Mar 01 2012
Senator Brown-OH: (5:02 PM)
Senator Murkowski: (5:20 PM)
- Spoke on improving vehicle public safety.
- SUMMARY "The bill would address many of the shortfalls from the Bluffton accident. It would mean better protection for occupants, it would mean - improve safety equipment and devices and the need for on-board recorders with the ability to collect crash data. The safety measures are neither exotic or complicated commonsense that have been in many cases are widely used but since they're not required by law they've not been installed in most American motor coaches. Instead of saving lives the public remains at risk. Some who oppose improved our safety standards will tell you this isn't a motor coach problem, they'll tell you they have a problem with road bus companies or bad drivers. Certainly that's part of the problem but we can't simply look the other way and reject the idea that improving the safety of motor coach manufacturing and of the motor coaches is unnecessary or fiscally imprudent We can get bad operators off the road but we must ensure passenger safety in the tragic event of an accident.
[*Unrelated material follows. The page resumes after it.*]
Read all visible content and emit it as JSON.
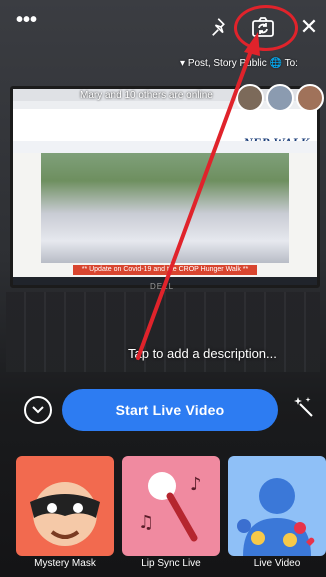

If the technology to save lives and reduce injuries exists, we must put that technology to use."
Senator Murkowski: (5:20 PM)
- Spoke on SECURE IT Act.
- SUMMARY "Our bill focuses on four different areas that we believe can draw bipartisan support and result in good public law and those four areas are information sharing, FISMA reform, which is intelligence sharing reform, criminal penalties as well as additional research. What the SECURE IT Act bill does - and i guess what it does not do is equally important. It does not simply add new layers of bureaucracy and regulation that will serve little purpose and achieve meager results. The homeland security committee bill would arm the department of homeland security with expansive new authorities to review all sectors of our economy and designate what is termed covered critical infrastructure for further regulation. What we hear out there from industry is that this amounts to regulation almost for regulation's sake and in the electricity industry's case, this is resulting in duplicative regulation that I'm afraid will lead to a compliance-first mentality. Companies will focus on meeting new federal requirements and passing a seemingly endless string of audits. But these heavy-handed statistic requirements from yet one more federal regulator will not necessarily address the very real threats that we face. So again, the concern is you're going to have industry focused on how do we comply? How do we avoid a bad audit instead of using their ingenuity, using their resources to ensure that we stay ahead of any future cyberattack. We need to be more nimble. We have to have a more nimble approach to deal with cyber-related threats that are constantly growing and constantly changing. The threat that we see today is not necessarily the threat that we might anticipate tomorrow. so we've got to stay ahead of the game."